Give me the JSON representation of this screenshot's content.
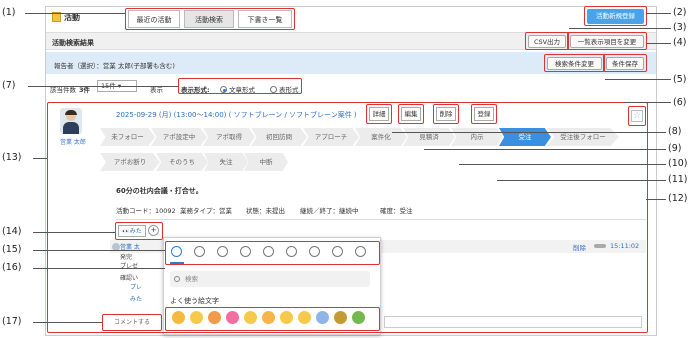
{
  "header": {
    "title": "活動",
    "tabs": [
      {
        "label": "最近の活動"
      },
      {
        "label": "活動検索"
      },
      {
        "label": "下書き一覧"
      }
    ],
    "new_button": "活動新規登録"
  },
  "search_results": {
    "title": "活動検索結果",
    "csv_button": "CSV出力",
    "columns_button": "一覧表示項目を変更",
    "reporter_label": "報告者（選択）：営業 太郎(子部署も含む)",
    "change_conditions_button": "検索条件変更",
    "save_conditions_button": "条件保存"
  },
  "list_controls": {
    "count_prefix": "該当件数",
    "count_value": "3件",
    "per_page": "15件",
    "display_label": "表示",
    "format_label": "表示形式:",
    "format_text": "文章形式",
    "format_table": "表形式"
  },
  "activity": {
    "user_name": "営業 太郎",
    "date_line": "2025-09-29 (月) (13:00～14:00) ( ソフトブレーン / ソフトブレーン案件 )",
    "actions": {
      "detail": "詳細",
      "edit": "編集",
      "delete": "削除",
      "register": "登録"
    },
    "steps_row1": [
      "未フォロー",
      "アポ設定中",
      "アポ取得",
      "初回訪問",
      "アプローチ",
      "案件化",
      "見積済",
      "内示",
      "受注",
      "受注後フォロー"
    ],
    "active_step": "受注",
    "steps_row2": [
      "アポお断り",
      "そのうち",
      "失注",
      "中断"
    ],
    "description": "60分の社内会議・打合せ。",
    "activity_code": "活動コード：10092",
    "business_type": "業務タイプ：営業",
    "status": "状態：未提出",
    "continue_end": "継続／終了：継続中",
    "certainty": "確度：受注"
  },
  "reactions": {
    "seen_label": "みたよ！",
    "add_reaction": "+"
  },
  "comment": {
    "author": "営業 太",
    "line1": "発完",
    "line2": "プレゼ",
    "line3": "確認い",
    "link1": "プレ",
    "link2": "みた",
    "delete": "削除",
    "time": "15:11:02",
    "placeholder": "コメントする"
  },
  "emoji_picker": {
    "search_placeholder": "検索",
    "frequent_heading": "よく使う絵文字"
  },
  "callouts": [
    "(1)",
    "(2)",
    "(3)",
    "(4)",
    "(5)",
    "(6)",
    "(7)",
    "(8)",
    "(9)",
    "(10)",
    "(11)",
    "(12)",
    "(13)",
    "(14)",
    "(15)",
    "(16)",
    "(17)"
  ],
  "colors": {
    "accent": "#3b8fde",
    "highlight": "#e03232",
    "link": "#2f6fbf"
  }
}
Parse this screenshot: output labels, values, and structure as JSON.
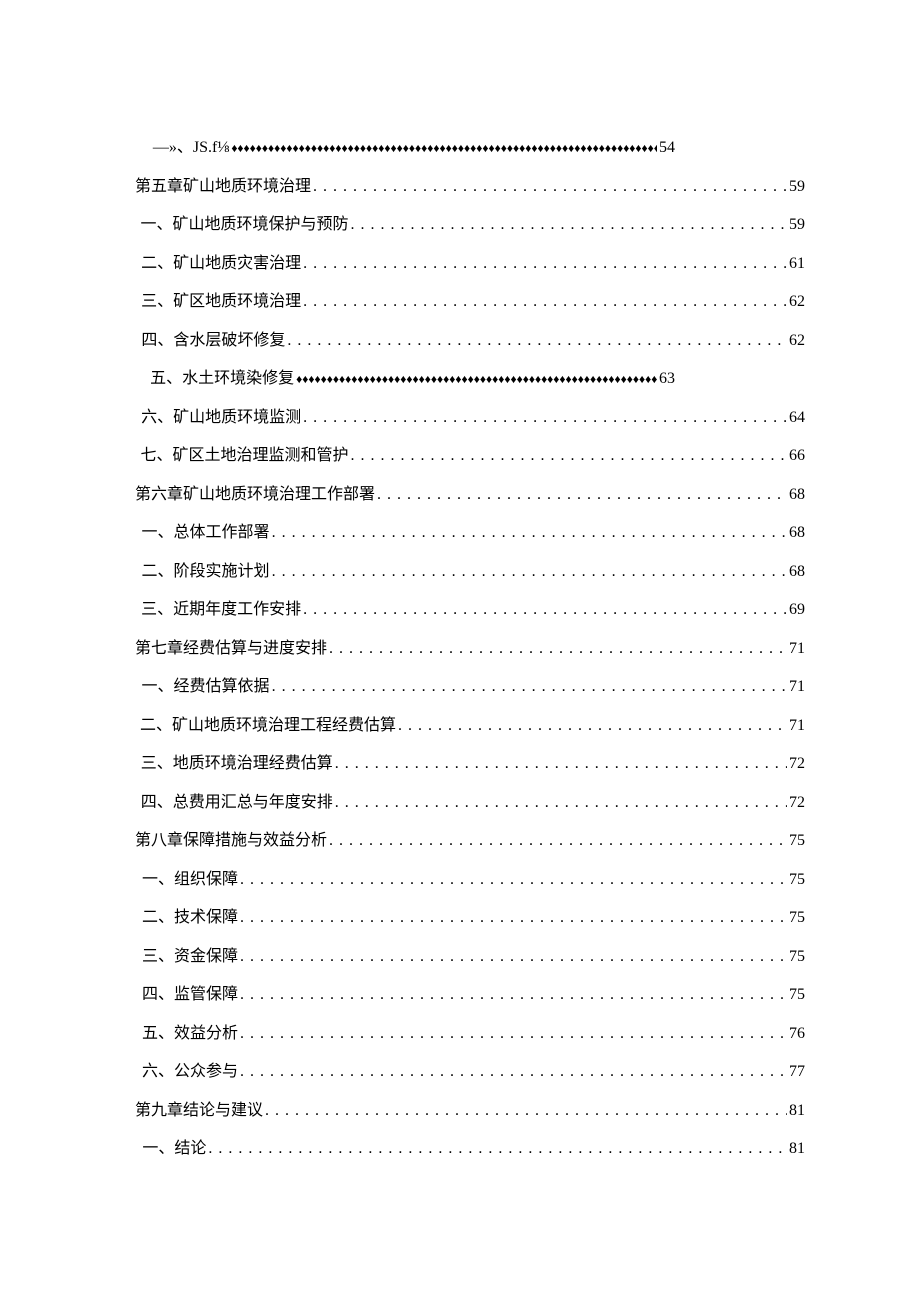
{
  "toc": [
    {
      "level": 2,
      "label": "—»、JS.f⅛",
      "page": "54",
      "leader": "diamonds",
      "short": true
    },
    {
      "level": 1,
      "label": "第五章矿山地质环境治理",
      "page": "59",
      "leader": "dots"
    },
    {
      "level": 2,
      "label": "一、矿山地质环境保护与预防",
      "page": "59",
      "leader": "dots"
    },
    {
      "level": 2,
      "label": "二、矿山地质灾害治理",
      "page": "61",
      "leader": "dots"
    },
    {
      "level": 2,
      "label": "三、矿区地质环境治理",
      "page": "62",
      "leader": "dots"
    },
    {
      "level": 2,
      "label": "四、含水层破坏修复",
      "page": "62",
      "leader": "dots"
    },
    {
      "level": 2,
      "label": "五、水土环境染修复",
      "page": "63",
      "leader": "diamonds",
      "short": true
    },
    {
      "level": 2,
      "label": "六、矿山地质环境监测",
      "page": "64",
      "leader": "dots"
    },
    {
      "level": 2,
      "label": "七、矿区土地治理监测和管护",
      "page": "66",
      "leader": "dots"
    },
    {
      "level": 1,
      "label": "第六章矿山地质环境治理工作部署",
      "page": "68",
      "leader": "dots"
    },
    {
      "level": 2,
      "label": "一、总体工作部署",
      "page": "68",
      "leader": "dots"
    },
    {
      "level": 2,
      "label": "二、阶段实施计划",
      "page": "68",
      "leader": "dots"
    },
    {
      "level": 2,
      "label": "三、近期年度工作安排",
      "page": "69",
      "leader": "dots"
    },
    {
      "level": 1,
      "label": "第七章经费估算与进度安排",
      "page": "71",
      "leader": "dots"
    },
    {
      "level": 2,
      "label": "一、经费估算依据",
      "page": "71",
      "leader": "dots"
    },
    {
      "level": 2,
      "label": "二、矿山地质环境治理工程经费估算",
      "page": "71",
      "leader": "dots"
    },
    {
      "level": 2,
      "label": "三、地质环境治理经费估算",
      "page": "72",
      "leader": "dots"
    },
    {
      "level": 2,
      "label": "四、总费用汇总与年度安排",
      "page": "72",
      "leader": "dots"
    },
    {
      "level": 1,
      "label": "第八章保障措施与效益分析",
      "page": "75",
      "leader": "dots"
    },
    {
      "level": 2,
      "label": "一、组织保障",
      "page": "75",
      "leader": "dots"
    },
    {
      "level": 2,
      "label": "二、技术保障",
      "page": "75",
      "leader": "dots"
    },
    {
      "level": 2,
      "label": "三、资金保障",
      "page": "75",
      "leader": "dots"
    },
    {
      "level": 2,
      "label": "四、监管保障",
      "page": "75",
      "leader": "dots"
    },
    {
      "level": 2,
      "label": "五、效益分析",
      "page": "76",
      "leader": "dots"
    },
    {
      "level": 2,
      "label": "六、公众参与",
      "page": "77",
      "leader": "dots"
    },
    {
      "level": 1,
      "label": "第九章结论与建议",
      "page": "81",
      "leader": "dots"
    },
    {
      "level": 2,
      "label": "一、结论",
      "page": "81",
      "leader": "dots"
    }
  ]
}
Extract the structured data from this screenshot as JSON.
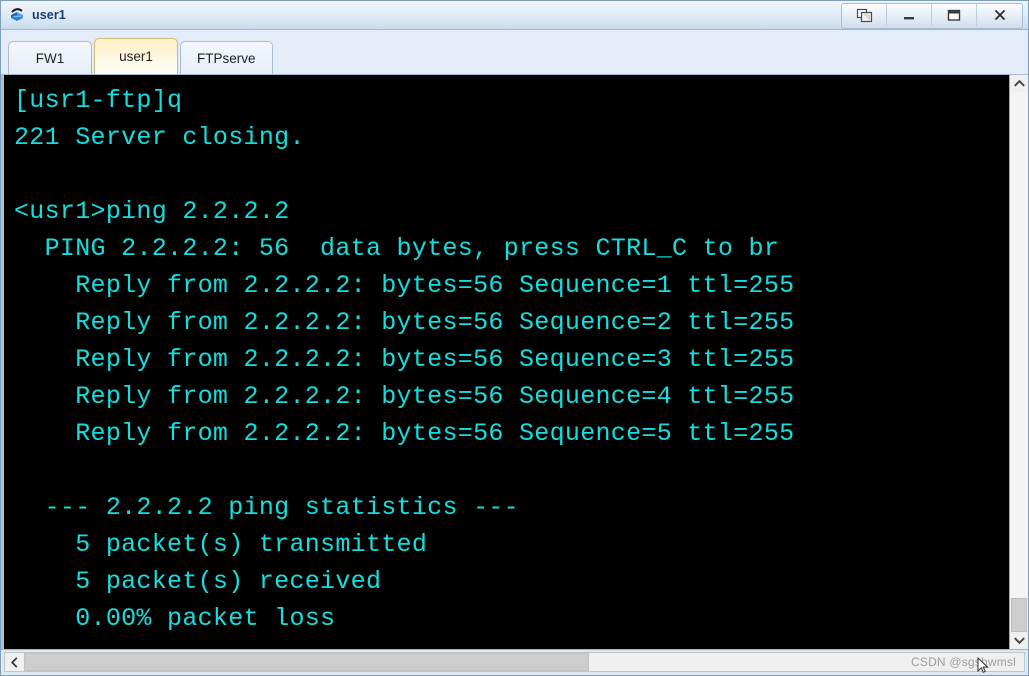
{
  "window": {
    "title": "user1",
    "icon": "router-icon",
    "buttons": [
      {
        "name": "restore-button",
        "glyph": "cascade-icon",
        "label": "Restore"
      },
      {
        "name": "minimize-button",
        "glyph": "minimize-icon",
        "label": "Minimize"
      },
      {
        "name": "maximize-button",
        "glyph": "maximize-icon",
        "label": "Maximize"
      },
      {
        "name": "close-button",
        "glyph": "close-icon",
        "label": "X"
      }
    ]
  },
  "tabs": [
    {
      "label": "FW1",
      "active": false
    },
    {
      "label": "user1",
      "active": true
    },
    {
      "label": "FTPserve",
      "active": false
    }
  ],
  "terminal": {
    "foreground": "#16dede",
    "background": "#000000",
    "lines": [
      "[usr1-ftp]q",
      "221 Server closing.",
      "",
      "<usr1>ping 2.2.2.2",
      "  PING 2.2.2.2: 56  data bytes, press CTRL_C to br",
      "    Reply from 2.2.2.2: bytes=56 Sequence=1 ttl=255",
      "    Reply from 2.2.2.2: bytes=56 Sequence=2 ttl=255",
      "    Reply from 2.2.2.2: bytes=56 Sequence=3 ttl=255",
      "    Reply from 2.2.2.2: bytes=56 Sequence=4 ttl=255",
      "    Reply from 2.2.2.2: bytes=56 Sequence=5 ttl=255",
      "",
      "  --- 2.2.2.2 ping statistics ---",
      "    5 packet(s) transmitted",
      "    5 packet(s) received",
      "    0.00% packet loss"
    ]
  },
  "scrollbars": {
    "vertical": {
      "up_arrow": "chevron-up-icon",
      "down_arrow": "chevron-down-icon",
      "thumb_position": "bottom"
    },
    "horizontal": {
      "left_arrow": "chevron-left-icon",
      "thumb_position": "left"
    }
  },
  "watermark": {
    "text": "CSDN @sgshwmsl"
  }
}
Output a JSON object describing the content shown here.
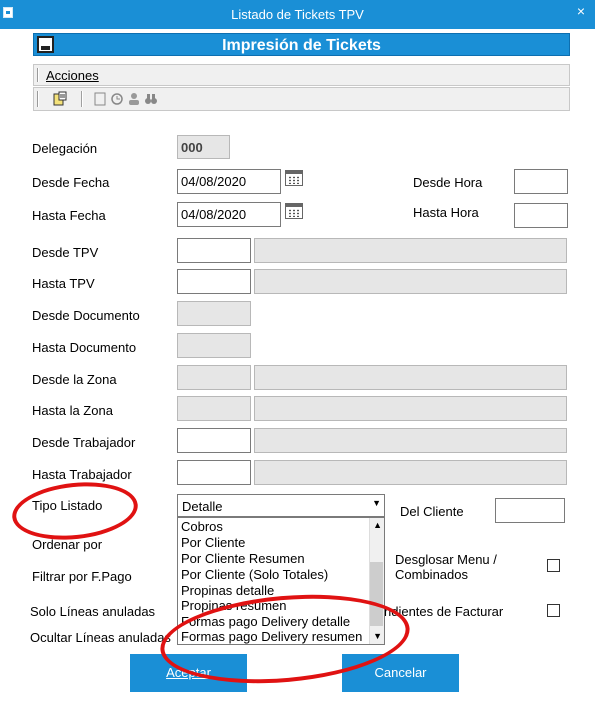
{
  "window": {
    "title": "Listado de Tickets TPV",
    "close_label": "×"
  },
  "header": {
    "title": "Impresión de Tickets"
  },
  "menu": {
    "acciones": "Acciones"
  },
  "form": {
    "delegacion": {
      "label": "Delegación",
      "value": "000"
    },
    "desde_fecha": {
      "label": "Desde Fecha",
      "value": "04/08/2020"
    },
    "hasta_fecha": {
      "label": "Hasta Fecha",
      "value": "04/08/2020"
    },
    "desde_hora": {
      "label": "Desde Hora",
      "value": ""
    },
    "hasta_hora": {
      "label": "Hasta Hora",
      "value": ""
    },
    "desde_tpv": "Desde TPV",
    "hasta_tpv": "Hasta TPV",
    "desde_documento": "Desde Documento",
    "hasta_documento": "Hasta Documento",
    "desde_zona": "Desde la Zona",
    "hasta_zona": "Hasta la Zona",
    "desde_trabajador": "Desde Trabajador",
    "hasta_trabajador": "Hasta Trabajador",
    "tipo_listado": {
      "label": "Tipo Listado",
      "selected": "Detalle"
    },
    "del_cliente": "Del Cliente",
    "ordenar_por": "Ordenar por",
    "filtrar_por_fpago": "Filtrar por F.Pago",
    "desglosar_menu": [
      "Desglosar Menu /",
      "Combinados"
    ],
    "solo_lineas_anuladas": "Solo Líneas anuladas",
    "pendientes_facturar": "ndientes de Facturar",
    "ocultar_lineas_anuladas": "Ocultar Líneas anuladas"
  },
  "dropdown_options": [
    "Cobros",
    "Por Cliente",
    "Por Cliente Resumen",
    "Por Cliente (Solo Totales)",
    "Propinas detalle",
    "Propinas resumen",
    "Formas pago Delivery detalle",
    "Formas pago Delivery resumen"
  ],
  "buttons": {
    "aceptar": "Aceptar",
    "cancelar": "Cancelar"
  },
  "colors": {
    "accent": "#1a8fd6",
    "annotation": "#e01212"
  }
}
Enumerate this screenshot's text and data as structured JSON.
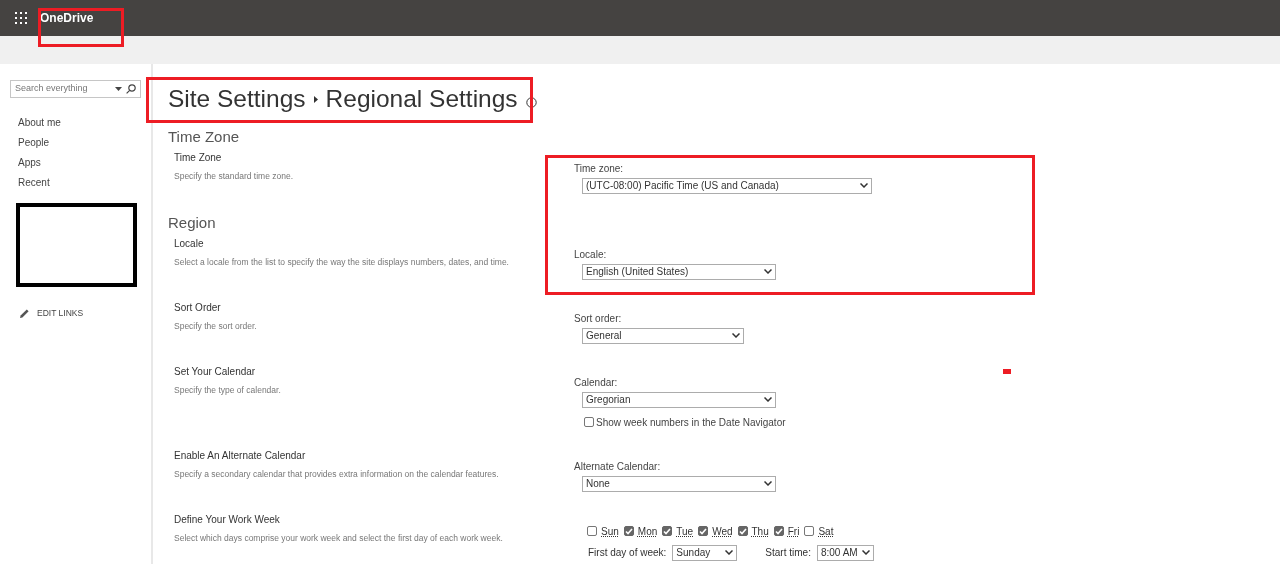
{
  "app": {
    "name": "OneDrive"
  },
  "sidebar": {
    "search": {
      "placeholder": "Search everything"
    },
    "items": [
      {
        "label": "About me"
      },
      {
        "label": "People"
      },
      {
        "label": "Apps"
      },
      {
        "label": "Recent"
      }
    ],
    "edit_links": "EDIT LINKS"
  },
  "breadcrumb": [
    "Site Settings",
    "Regional Settings"
  ],
  "sections": [
    {
      "title": "Time Zone",
      "settings": [
        {
          "title": "Time Zone",
          "description": "Specify the standard time zone.",
          "fields": [
            {
              "kind": "dropdown",
              "label": "Time zone:",
              "value": "(UTC-08:00) Pacific Time (US and Canada)"
            }
          ]
        }
      ]
    },
    {
      "title": "Region",
      "settings": [
        {
          "title": "Locale",
          "description": "Select a locale from the list to specify the way the site displays numbers, dates, and time.",
          "fields": [
            {
              "kind": "dropdown",
              "label": "Locale:",
              "value": "English (United States)"
            }
          ]
        },
        {
          "title": "Sort Order",
          "description": "Specify the sort order.",
          "fields": [
            {
              "kind": "dropdown",
              "label": "Sort order:",
              "value": "General"
            }
          ]
        },
        {
          "title": "Set Your Calendar",
          "description": "Specify the type of calendar.",
          "fields": [
            {
              "kind": "dropdown",
              "label": "Calendar:",
              "value": "Gregorian"
            },
            {
              "kind": "checkbox",
              "label": "Show week numbers in the Date Navigator",
              "checked": false
            }
          ]
        },
        {
          "title": "Enable An Alternate Calendar",
          "description": "Specify a secondary calendar that provides extra information on the calendar features.",
          "fields": [
            {
              "kind": "dropdown",
              "label": "Alternate Calendar:",
              "value": "None"
            }
          ]
        },
        {
          "title": "Define Your Work Week",
          "description": "Select which days comprise your work week and select the first day of each work week.",
          "fields": [
            {
              "kind": "days",
              "days": [
                {
                  "label": "Sun",
                  "checked": false
                },
                {
                  "label": "Mon",
                  "checked": true
                },
                {
                  "label": "Tue",
                  "checked": true
                },
                {
                  "label": "Wed",
                  "checked": true
                },
                {
                  "label": "Thu",
                  "checked": true
                },
                {
                  "label": "Fri",
                  "checked": true
                },
                {
                  "label": "Sat",
                  "checked": false
                }
              ]
            },
            {
              "kind": "pairs",
              "items": [
                {
                  "label": "First day of week:",
                  "value": "Sunday"
                },
                {
                  "label": "Start time:",
                  "value": "8:00 AM"
                }
              ]
            }
          ]
        }
      ]
    }
  ]
}
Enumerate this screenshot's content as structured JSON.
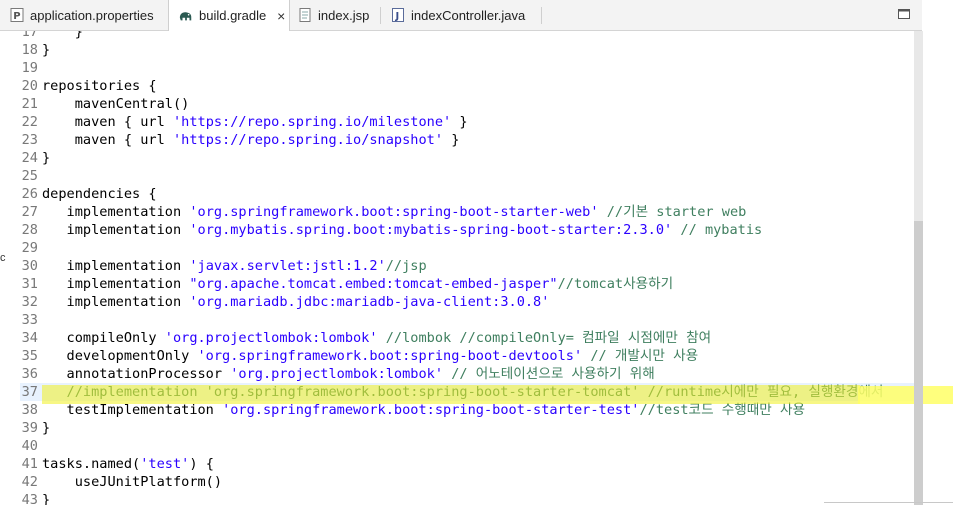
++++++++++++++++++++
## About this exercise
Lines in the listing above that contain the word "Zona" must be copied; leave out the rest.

## Completed task
    "desde_zona": "Desde la Zona",
    "hasta_zona": "Hasta la Zona",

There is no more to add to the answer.